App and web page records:

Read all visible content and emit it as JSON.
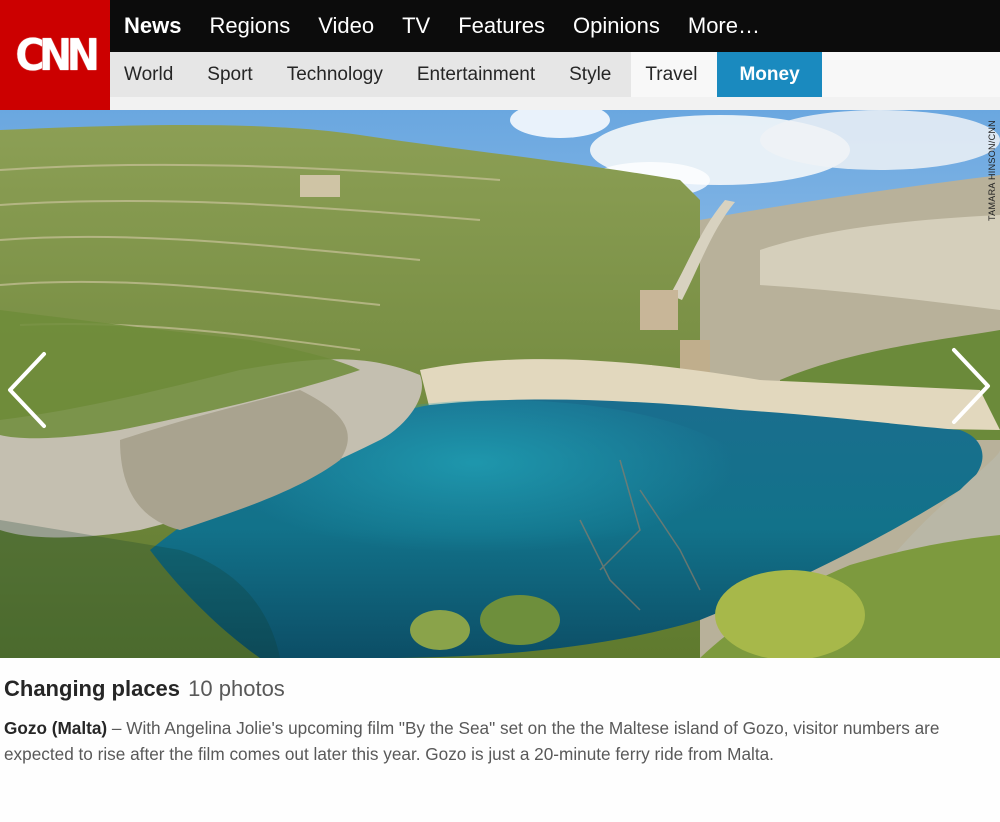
{
  "logo": {
    "text": "CNN"
  },
  "topnav": {
    "items": [
      "News",
      "Regions",
      "Video",
      "TV",
      "Features",
      "Opinions",
      "More…"
    ]
  },
  "subnav": {
    "items": [
      "World",
      "Sport",
      "Technology",
      "Entertainment",
      "Style",
      "Travel",
      "Money"
    ]
  },
  "photo": {
    "credit": "TAMARA HINSON/CNN",
    "prev_icon": "chevron-left-icon",
    "next_icon": "chevron-right-icon"
  },
  "gallery": {
    "title": "Changing places",
    "count": "10 photos"
  },
  "caption": {
    "location": "Gozo (Malta)",
    "dash": " – ",
    "text": "With Angelina Jolie's upcoming film \"By the Sea\" set on the the Maltese island of Gozo, visitor numbers are expected to rise after the film comes out later this year. Gozo is just a 20-minute ferry ride from Malta."
  },
  "colors": {
    "brand_red": "#cc0000",
    "topnav_bg": "#0c0c0c",
    "money_tab": "#1a8abf"
  }
}
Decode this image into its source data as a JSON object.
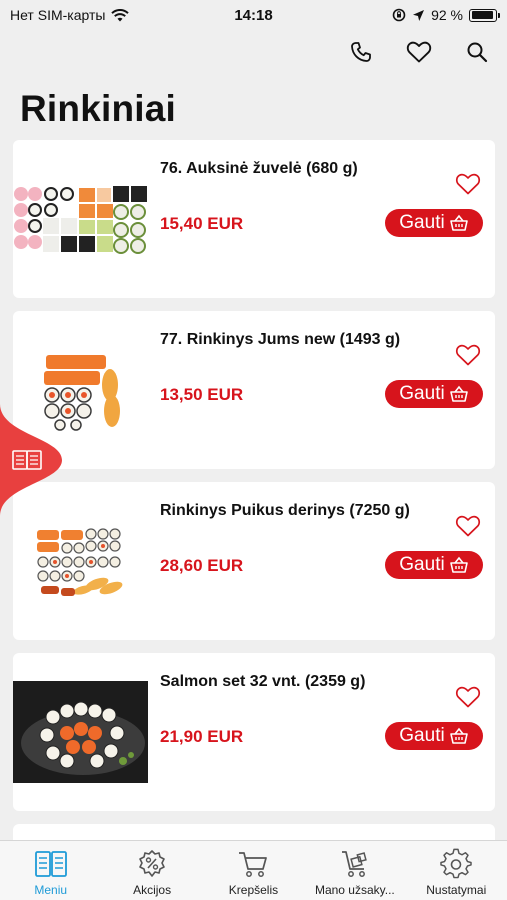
{
  "status_bar": {
    "carrier": "Нет SIM-карты",
    "time": "14:18",
    "battery_percent": "92 %",
    "battery_level": 0.92
  },
  "header": {
    "phone_icon": "phone-icon",
    "favorites_icon": "heart-icon",
    "search_icon": "search-icon"
  },
  "page": {
    "title": "Rinkiniai"
  },
  "products": [
    {
      "title": "76. Auksinė žuvelė (680 g)",
      "price": "15,40 EUR",
      "button": "Gauti"
    },
    {
      "title": "77. Rinkinys Jums new (1493 g)",
      "price": "13,50 EUR",
      "button": "Gauti"
    },
    {
      "title": "Rinkinys Puikus derinys (7250 g)",
      "price": "28,60 EUR",
      "button": "Gauti"
    },
    {
      "title": "Salmon set 32 vnt. (2359 g)",
      "price": "21,90 EUR",
      "button": "Gauti"
    }
  ],
  "tabs": [
    {
      "label": "Meniu",
      "icon": "menu-book-icon",
      "active": true
    },
    {
      "label": "Akcijos",
      "icon": "discount-icon",
      "active": false
    },
    {
      "label": "Krepšelis",
      "icon": "cart-icon",
      "active": false
    },
    {
      "label": "Mano užsaky...",
      "icon": "orders-cart-icon",
      "active": false
    },
    {
      "label": "Nustatymai",
      "icon": "gear-icon",
      "active": false
    }
  ],
  "colors": {
    "accent": "#d7141c",
    "tab_active": "#1e9bd7",
    "background": "#efefef"
  }
}
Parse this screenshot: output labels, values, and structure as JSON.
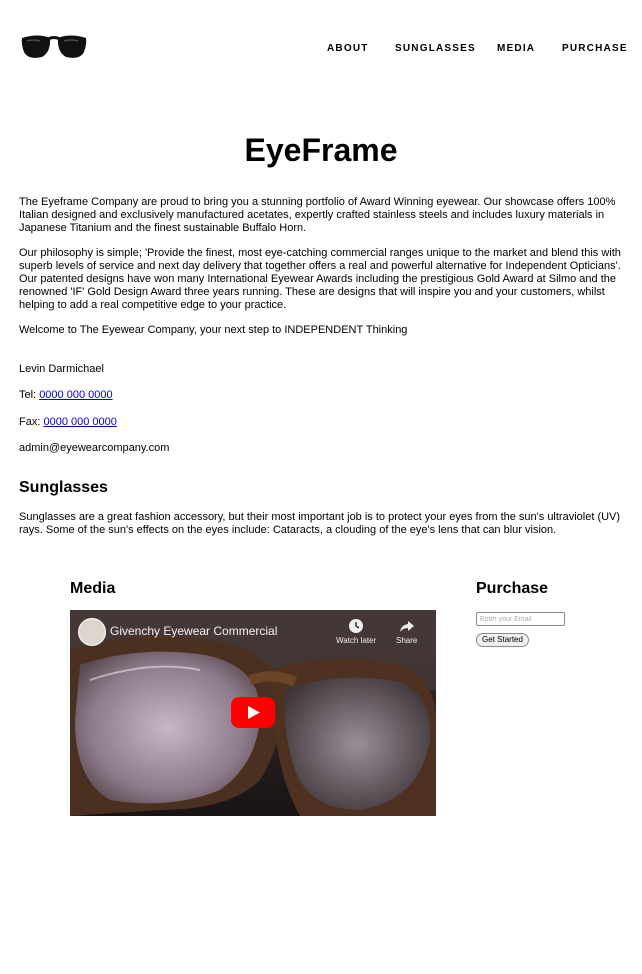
{
  "header": {
    "logo_icon": "sunglasses-icon",
    "nav": [
      {
        "label": "ABOUT"
      },
      {
        "label": "SUNGLASSES"
      },
      {
        "label": "MEDIA"
      },
      {
        "label": "PURCHASE"
      }
    ]
  },
  "about": {
    "title": "EyeFrame",
    "paragraphs": [
      "The Eyeframe Company are proud to bring you a stunning portfolio of Award Winning eyewear. Our showcase offers 100% Italian designed and exclusively manufactured acetates, expertly crafted stainless steels and includes luxury materials in Japanese Titanium and the finest sustainable Buffalo Horn.",
      "Our philosophy is simple; 'Provide the finest, most eye-catching commercial ranges unique to the market and blend this with superb levels of service and next day delivery that together offers a real and powerful alternative for Independent Opticians'.",
      "Our patented designs have won many International Eyewear Awards including the prestigious Gold Award at Silmo and the renowned 'IF' Gold Design Award three years running. These are designs that will inspire you and your customers, whilst helping to add a real competitive edge to your practice.",
      "Welcome to The Eyewear Company, your next step to INDEPENDENT Thinking"
    ]
  },
  "contact": {
    "name": "Levin Darmichael",
    "tel_label": "Tel:",
    "tel": "0000 000 0000",
    "fax_label": "Fax:",
    "fax": "0000 000 0000",
    "email": "admin@eyewearcompany.com"
  },
  "sunglasses": {
    "heading": "Sunglasses",
    "text": "Sunglasses are a great fashion accessory, but their most important job is to protect your eyes from the sun's ultraviolet (UV) rays. Some of the sun's effects on the eyes include: Cataracts, a clouding of the eye's lens that can blur vision."
  },
  "media": {
    "heading": "Media",
    "video_title": "Givenchy Eyewear Commercial",
    "watch_later": "Watch later",
    "share": "Share"
  },
  "purchase": {
    "heading": "Purchase",
    "email_placeholder": "Enter your Email",
    "button_label": "Get Started"
  },
  "colors": {
    "link": "#0000cc",
    "play_button": "#ff0000"
  }
}
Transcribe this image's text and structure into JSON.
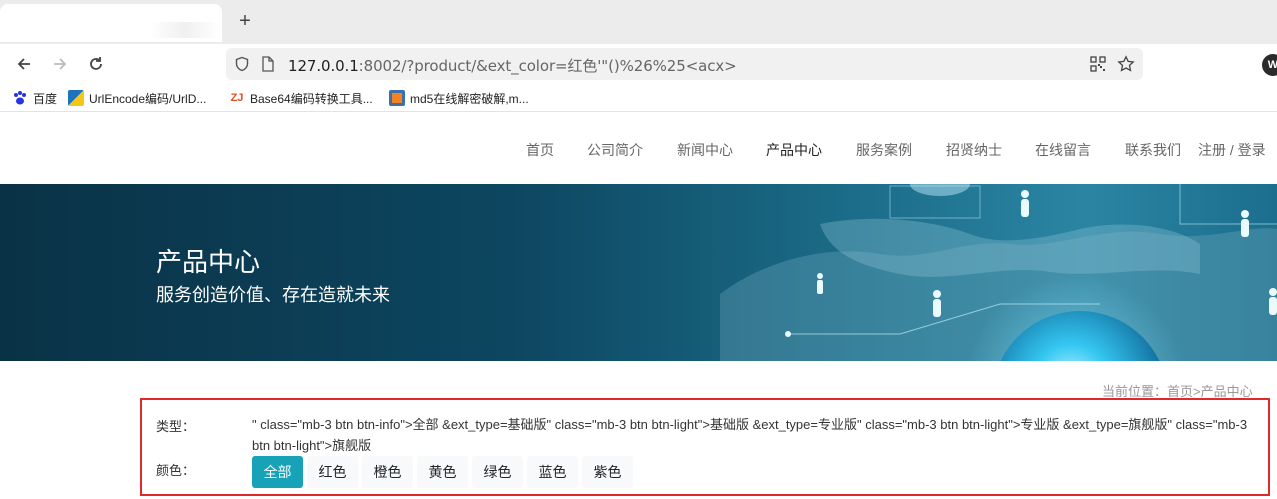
{
  "browser": {
    "url_host": "127.0.0.1",
    "url_rest": ":8002/?product/&ext_color=红色'\"()%26%25<acx>",
    "profile_initial": "W",
    "bookmarks": [
      {
        "label": "百度",
        "icon": "baidu-icon",
        "color": "#2932e1"
      },
      {
        "label": "UrlEncode编码/UrlD...",
        "icon": "urlencode-icon",
        "color": "#1e73be"
      },
      {
        "label": "Base64编码转换工具...",
        "icon": "base64-icon",
        "color": "#e44d26"
      },
      {
        "label": "md5在线解密破解,m...",
        "icon": "md5-icon",
        "color": "#f58220"
      }
    ]
  },
  "site": {
    "nav": [
      "首页",
      "公司简介",
      "新闻中心",
      "产品中心",
      "服务案例",
      "招贤纳士",
      "在线留言",
      "联系我们",
      "注册 / 登录"
    ],
    "active_nav": "产品中心",
    "banner_title": "产品中心",
    "banner_subtitle": "服务创造价值、存在造就未来",
    "breadcrumb": "当前位置：首页>产品中心"
  },
  "filter": {
    "type_label": "类型：",
    "type_text": "\" class=\"mb-3 btn btn-info\">全部 &ext_type=基础版\" class=\"mb-3 btn btn-light\">基础版 &ext_type=专业版\" class=\"mb-3 btn btn-light\">专业版 &ext_type=旗舰版\" class=\"mb-3 btn btn-light\">旗舰版",
    "color_label": "颜色：",
    "colors": [
      "全部",
      "红色",
      "橙色",
      "黄色",
      "绿色",
      "蓝色",
      "紫色"
    ],
    "active_color": "全部"
  },
  "colors": {
    "accent": "#17a2b8",
    "highlight_border": "#e02a2a",
    "banner_dark": "#0a3246"
  }
}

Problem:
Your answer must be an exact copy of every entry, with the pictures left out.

Answer to this exercise:
Read all visible content and emit it as JSON.
{
  "logo": {
    "text": "CNN"
  },
  "topnav": {
    "items": [
      "News",
      "Regions",
      "Video",
      "TV",
      "Features",
      "Opinions",
      "More…"
    ]
  },
  "subnav": {
    "items": [
      "World",
      "Sport",
      "Technology",
      "Entertainment",
      "Style",
      "Travel",
      "Money"
    ]
  },
  "photo": {
    "credit": "TAMARA HINSON/CNN",
    "prev_icon": "chevron-left-icon",
    "next_icon": "chevron-right-icon"
  },
  "gallery": {
    "title": "Changing places",
    "count": "10 photos"
  },
  "caption": {
    "location": "Gozo (Malta)",
    "dash": " – ",
    "text": "With Angelina Jolie's upcoming film \"By the Sea\" set on the the Maltese island of Gozo, visitor numbers are expected to rise after the film comes out later this year. Gozo is just a 20-minute ferry ride from Malta."
  },
  "colors": {
    "brand_red": "#cc0000",
    "topnav_bg": "#0c0c0c",
    "money_tab": "#1a8abf"
  }
}
Decode this image into its source data as a JSON object.
{
  "status_bar": {
    "carrier": "Нет SIM-карты",
    "time": "14:18",
    "battery_percent": "92 %",
    "battery_level": 0.92
  },
  "header": {
    "phone_icon": "phone-icon",
    "favorites_icon": "heart-icon",
    "search_icon": "search-icon"
  },
  "page": {
    "title": "Rinkiniai"
  },
  "products": [
    {
      "title": "76. Auksinė žuvelė (680 g)",
      "price": "15,40 EUR",
      "button": "Gauti"
    },
    {
      "title": "77. Rinkinys Jums new (1493 g)",
      "price": "13,50 EUR",
      "button": "Gauti"
    },
    {
      "title": "Rinkinys Puikus derinys (7250 g)",
      "price": "28,60 EUR",
      "button": "Gauti"
    },
    {
      "title": "Salmon set 32 vnt. (2359 g)",
      "price": "21,90 EUR",
      "button": "Gauti"
    }
  ],
  "tabs": [
    {
      "label": "Meniu",
      "icon": "menu-book-icon",
      "active": true
    },
    {
      "label": "Akcijos",
      "icon": "discount-icon",
      "active": false
    },
    {
      "label": "Krepšelis",
      "icon": "cart-icon",
      "active": false
    },
    {
      "label": "Mano užsaky...",
      "icon": "orders-cart-icon",
      "active": false
    },
    {
      "label": "Nustatymai",
      "icon": "gear-icon",
      "active": false
    }
  ],
  "colors": {
    "accent": "#d7141c",
    "tab_active": "#1e9bd7",
    "background": "#efefef"
  }
}
Parse this screenshot: output labels, values, and structure as JSON.
{
  "header": {
    "logo_icon": "sunglasses-icon",
    "nav": [
      {
        "label": "ABOUT"
      },
      {
        "label": "SUNGLASSES"
      },
      {
        "label": "MEDIA"
      },
      {
        "label": "PURCHASE"
      }
    ]
  },
  "about": {
    "title": "EyeFrame",
    "paragraphs": [
      "The Eyeframe Company are proud to bring you a stunning portfolio of Award Winning eyewear. Our showcase offers 100% Italian designed and exclusively manufactured acetates, expertly crafted stainless steels and includes luxury materials in Japanese Titanium and the finest sustainable Buffalo Horn.",
      "Our philosophy is simple; 'Provide the finest, most eye-catching commercial ranges unique to the market and blend this with superb levels of service and next day delivery that together offers a real and powerful alternative for Independent Opticians'.",
      "Our patented designs have won many International Eyewear Awards including the prestigious Gold Award at Silmo and the renowned 'IF' Gold Design Award three years running. These are designs that will inspire you and your customers, whilst helping to add a real competitive edge to your practice.",
      "Welcome to The Eyewear Company, your next step to INDEPENDENT Thinking"
    ]
  },
  "contact": {
    "name": "Levin Darmichael",
    "tel_label": "Tel:",
    "tel": "0000 000 0000",
    "fax_label": "Fax:",
    "fax": "0000 000 0000",
    "email": "admin@eyewearcompany.com"
  },
  "sunglasses": {
    "heading": "Sunglasses",
    "text": "Sunglasses are a great fashion accessory, but their most important job is to protect your eyes from the sun's ultraviolet (UV) rays. Some of the sun's effects on the eyes include: Cataracts, a clouding of the eye's lens that can blur vision."
  },
  "media": {
    "heading": "Media",
    "video_title": "Givenchy Eyewear Commercial",
    "watch_later": "Watch later",
    "share": "Share"
  },
  "purchase": {
    "heading": "Purchase",
    "email_placeholder": "Enter your Email",
    "button_label": "Get Started"
  },
  "colors": {
    "link": "#0000cc",
    "play_button": "#ff0000"
  }
}
Transcribe this image's text and structure into JSON.
{
  "browser": {
    "url_host": "127.0.0.1",
    "url_rest": ":8002/?product/&ext_color=红色'\"()%26%25<acx>",
    "profile_initial": "W",
    "bookmarks": [
      {
        "label": "百度",
        "icon": "baidu-icon",
        "color": "#2932e1"
      },
      {
        "label": "UrlEncode编码/UrlD...",
        "icon": "urlencode-icon",
        "color": "#1e73be"
      },
      {
        "label": "Base64编码转换工具...",
        "icon": "base64-icon",
        "color": "#e44d26"
      },
      {
        "label": "md5在线解密破解,m...",
        "icon": "md5-icon",
        "color": "#f58220"
      }
    ]
  },
  "site": {
    "nav": [
      "首页",
      "公司简介",
      "新闻中心",
      "产品中心",
      "服务案例",
      "招贤纳士",
      "在线留言",
      "联系我们",
      "注册 / 登录"
    ],
    "active_nav": "产品中心",
    "banner_title": "产品中心",
    "banner_subtitle": "服务创造价值、存在造就未来",
    "breadcrumb": "当前位置：首页>产品中心"
  },
  "filter": {
    "type_label": "类型：",
    "type_text": "\" class=\"mb-3 btn btn-info\">全部 &ext_type=基础版\" class=\"mb-3 btn btn-light\">基础版 &ext_type=专业版\" class=\"mb-3 btn btn-light\">专业版 &ext_type=旗舰版\" class=\"mb-3 btn btn-light\">旗舰版",
    "color_label": "颜色：",
    "colors": [
      "全部",
      "红色",
      "橙色",
      "黄色",
      "绿色",
      "蓝色",
      "紫色"
    ],
    "active_color": "全部"
  },
  "colors": {
    "accent": "#17a2b8",
    "highlight_border": "#e02a2a",
    "banner_dark": "#0a3246"
  }
}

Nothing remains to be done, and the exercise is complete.